Flag Day is June 14th. In its June 17, 1920, issue the Bossier Banner carried the following article about the special day.
“Since the day when Betsy Ross, 144 years ago, sewed upon a flag symbolic of our union, the United States Navy with its ships and its men has always upheld the best traditions of our flag. History tells us of many a fleet striking its flag under the stress of battle, but the stars and stripes have never been lowered by a United States fleet to signify surrender.”
The call of the flag all down through our history has been answered by the even tread of our manhood, coming from the work-bench, the field and desk. Our first convoy of troop ships sailed away from America on Flag Day, June 14, 1917, under the command of Admiral Gleaves. The ships were filled with earnest, determined men who were the first tap of the mighty hammer that was to sound the doom of the hope of Germany for world domination.”
“Colors at sea, on board warships, is an impressive ceremony. At sunrise the flag is hoisted and at sunset it is lowered while the crews of the various ships stand at attention and salute until it is finally folded carefully and put away for the night. Sunset to the troops and crews of the various ships, away from home for the first time in their lives answering the call of the flag, called forth hidden emotions. The flag to these men seemed to be a symbol of might and determination. Many months later, after our flag had been carried victoriously through the battles that tried men’s souls, these men boarded the same ships for home; in the dying sunset it seemed to be a forgiving flag as it was slowly lowered and seemed to issue a warning again that the legion of American manhood following it was ready at all times to defend its honor with their lives.”
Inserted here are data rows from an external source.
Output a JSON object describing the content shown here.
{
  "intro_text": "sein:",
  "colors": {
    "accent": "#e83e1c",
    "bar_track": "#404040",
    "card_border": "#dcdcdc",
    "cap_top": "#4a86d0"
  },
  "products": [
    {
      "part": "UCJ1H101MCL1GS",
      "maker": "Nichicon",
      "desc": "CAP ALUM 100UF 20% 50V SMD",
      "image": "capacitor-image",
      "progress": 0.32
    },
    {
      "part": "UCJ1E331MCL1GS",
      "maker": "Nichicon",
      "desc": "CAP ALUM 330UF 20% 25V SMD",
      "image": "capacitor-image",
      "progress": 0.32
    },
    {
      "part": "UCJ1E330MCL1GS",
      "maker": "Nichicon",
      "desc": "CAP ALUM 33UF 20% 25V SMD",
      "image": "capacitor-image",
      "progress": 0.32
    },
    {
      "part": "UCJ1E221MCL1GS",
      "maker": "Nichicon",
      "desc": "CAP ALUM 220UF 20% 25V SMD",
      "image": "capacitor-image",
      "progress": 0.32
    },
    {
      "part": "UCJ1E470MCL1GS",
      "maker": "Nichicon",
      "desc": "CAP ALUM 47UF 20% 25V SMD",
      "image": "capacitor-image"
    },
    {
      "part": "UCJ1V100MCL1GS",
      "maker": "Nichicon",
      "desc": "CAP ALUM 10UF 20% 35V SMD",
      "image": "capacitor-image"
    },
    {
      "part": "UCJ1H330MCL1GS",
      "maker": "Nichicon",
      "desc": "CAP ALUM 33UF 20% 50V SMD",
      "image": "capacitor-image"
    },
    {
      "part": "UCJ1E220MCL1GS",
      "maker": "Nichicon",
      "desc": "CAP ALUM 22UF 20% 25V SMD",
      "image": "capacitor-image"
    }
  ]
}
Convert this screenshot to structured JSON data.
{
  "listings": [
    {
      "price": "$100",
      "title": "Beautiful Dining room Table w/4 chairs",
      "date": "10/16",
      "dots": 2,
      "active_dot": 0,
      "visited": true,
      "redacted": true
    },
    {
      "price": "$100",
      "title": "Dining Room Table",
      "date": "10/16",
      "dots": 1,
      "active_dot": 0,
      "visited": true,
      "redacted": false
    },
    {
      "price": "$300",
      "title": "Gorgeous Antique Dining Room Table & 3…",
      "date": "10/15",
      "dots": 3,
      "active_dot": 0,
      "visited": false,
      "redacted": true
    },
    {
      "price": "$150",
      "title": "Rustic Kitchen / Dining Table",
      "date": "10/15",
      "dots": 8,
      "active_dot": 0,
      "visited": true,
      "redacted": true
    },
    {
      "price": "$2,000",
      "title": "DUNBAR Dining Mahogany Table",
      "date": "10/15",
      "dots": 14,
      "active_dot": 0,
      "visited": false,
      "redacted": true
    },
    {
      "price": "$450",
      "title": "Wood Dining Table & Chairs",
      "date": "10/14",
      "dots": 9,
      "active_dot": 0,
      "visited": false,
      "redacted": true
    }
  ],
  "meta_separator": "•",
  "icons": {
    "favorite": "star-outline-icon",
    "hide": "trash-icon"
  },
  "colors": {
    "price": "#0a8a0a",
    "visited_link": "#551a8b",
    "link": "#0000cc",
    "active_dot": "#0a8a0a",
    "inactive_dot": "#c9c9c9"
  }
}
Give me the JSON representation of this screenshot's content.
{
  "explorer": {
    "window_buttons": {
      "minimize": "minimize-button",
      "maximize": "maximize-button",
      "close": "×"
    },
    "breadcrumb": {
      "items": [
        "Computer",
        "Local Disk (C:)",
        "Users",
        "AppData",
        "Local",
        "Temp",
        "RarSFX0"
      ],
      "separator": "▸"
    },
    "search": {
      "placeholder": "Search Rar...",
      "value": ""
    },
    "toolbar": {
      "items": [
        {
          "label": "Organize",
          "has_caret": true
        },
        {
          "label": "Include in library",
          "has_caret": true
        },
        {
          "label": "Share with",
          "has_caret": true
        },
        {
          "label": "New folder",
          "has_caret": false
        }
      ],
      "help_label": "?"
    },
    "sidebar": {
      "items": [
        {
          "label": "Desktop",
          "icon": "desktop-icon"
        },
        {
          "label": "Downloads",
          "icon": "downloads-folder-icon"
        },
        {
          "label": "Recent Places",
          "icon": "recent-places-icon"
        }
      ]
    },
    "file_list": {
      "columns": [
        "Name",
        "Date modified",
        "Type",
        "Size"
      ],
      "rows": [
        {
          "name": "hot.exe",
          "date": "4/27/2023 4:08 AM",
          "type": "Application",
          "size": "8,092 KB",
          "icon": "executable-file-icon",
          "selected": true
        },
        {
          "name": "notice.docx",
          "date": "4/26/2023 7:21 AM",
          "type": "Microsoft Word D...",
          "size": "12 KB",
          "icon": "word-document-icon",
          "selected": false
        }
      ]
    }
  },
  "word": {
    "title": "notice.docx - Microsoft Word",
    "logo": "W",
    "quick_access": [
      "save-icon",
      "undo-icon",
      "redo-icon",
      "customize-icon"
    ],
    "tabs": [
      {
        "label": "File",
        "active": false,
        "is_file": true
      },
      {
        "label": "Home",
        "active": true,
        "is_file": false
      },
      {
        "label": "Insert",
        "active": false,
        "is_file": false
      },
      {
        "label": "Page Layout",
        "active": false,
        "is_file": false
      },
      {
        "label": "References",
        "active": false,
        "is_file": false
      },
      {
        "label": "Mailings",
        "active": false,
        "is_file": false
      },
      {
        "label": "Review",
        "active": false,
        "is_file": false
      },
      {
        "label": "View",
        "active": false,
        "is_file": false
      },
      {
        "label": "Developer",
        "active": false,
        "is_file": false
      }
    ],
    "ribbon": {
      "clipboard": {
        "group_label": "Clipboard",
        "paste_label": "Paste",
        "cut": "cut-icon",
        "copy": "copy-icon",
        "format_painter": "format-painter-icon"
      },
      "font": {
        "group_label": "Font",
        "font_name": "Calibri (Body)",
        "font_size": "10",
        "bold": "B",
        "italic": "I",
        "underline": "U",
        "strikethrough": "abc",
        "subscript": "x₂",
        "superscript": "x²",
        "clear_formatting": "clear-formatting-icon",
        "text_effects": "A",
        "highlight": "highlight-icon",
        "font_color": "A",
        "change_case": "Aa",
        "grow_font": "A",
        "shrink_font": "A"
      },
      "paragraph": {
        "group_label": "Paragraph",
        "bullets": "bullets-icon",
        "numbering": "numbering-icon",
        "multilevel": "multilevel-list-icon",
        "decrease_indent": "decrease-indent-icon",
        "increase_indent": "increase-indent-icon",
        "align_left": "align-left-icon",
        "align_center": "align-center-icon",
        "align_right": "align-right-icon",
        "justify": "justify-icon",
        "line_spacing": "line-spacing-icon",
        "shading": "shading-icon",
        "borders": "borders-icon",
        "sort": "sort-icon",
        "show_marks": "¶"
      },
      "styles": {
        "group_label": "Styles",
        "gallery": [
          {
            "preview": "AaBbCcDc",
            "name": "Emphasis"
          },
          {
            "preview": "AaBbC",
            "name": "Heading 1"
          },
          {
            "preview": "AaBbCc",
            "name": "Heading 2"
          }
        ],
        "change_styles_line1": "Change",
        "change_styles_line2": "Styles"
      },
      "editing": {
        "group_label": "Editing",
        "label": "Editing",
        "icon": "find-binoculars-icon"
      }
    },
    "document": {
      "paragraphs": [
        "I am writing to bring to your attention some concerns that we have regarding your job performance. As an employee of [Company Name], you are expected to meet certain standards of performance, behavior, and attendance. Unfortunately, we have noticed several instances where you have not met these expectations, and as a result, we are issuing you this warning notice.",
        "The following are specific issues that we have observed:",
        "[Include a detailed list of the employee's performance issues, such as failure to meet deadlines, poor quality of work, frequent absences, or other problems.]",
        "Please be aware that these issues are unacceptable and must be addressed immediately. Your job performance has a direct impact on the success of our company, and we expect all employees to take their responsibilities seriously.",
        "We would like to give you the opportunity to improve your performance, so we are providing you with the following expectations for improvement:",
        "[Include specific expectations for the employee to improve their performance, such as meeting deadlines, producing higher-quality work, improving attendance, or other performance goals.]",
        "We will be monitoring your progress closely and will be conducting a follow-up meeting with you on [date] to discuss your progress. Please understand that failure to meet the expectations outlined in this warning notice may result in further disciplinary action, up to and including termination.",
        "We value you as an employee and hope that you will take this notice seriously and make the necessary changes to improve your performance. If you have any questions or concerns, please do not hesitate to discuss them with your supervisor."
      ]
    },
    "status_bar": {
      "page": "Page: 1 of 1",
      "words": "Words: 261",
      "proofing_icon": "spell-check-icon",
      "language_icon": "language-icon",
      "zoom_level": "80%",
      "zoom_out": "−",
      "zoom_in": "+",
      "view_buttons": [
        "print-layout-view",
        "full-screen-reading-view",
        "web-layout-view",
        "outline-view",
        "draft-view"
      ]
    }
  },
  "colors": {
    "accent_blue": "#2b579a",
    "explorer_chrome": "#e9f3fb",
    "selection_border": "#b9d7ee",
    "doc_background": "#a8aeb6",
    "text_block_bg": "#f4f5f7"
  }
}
Find out more about local Flag Day celebrations by visiting the Bossier Parish Libraries History Center.
By: Ann Middleton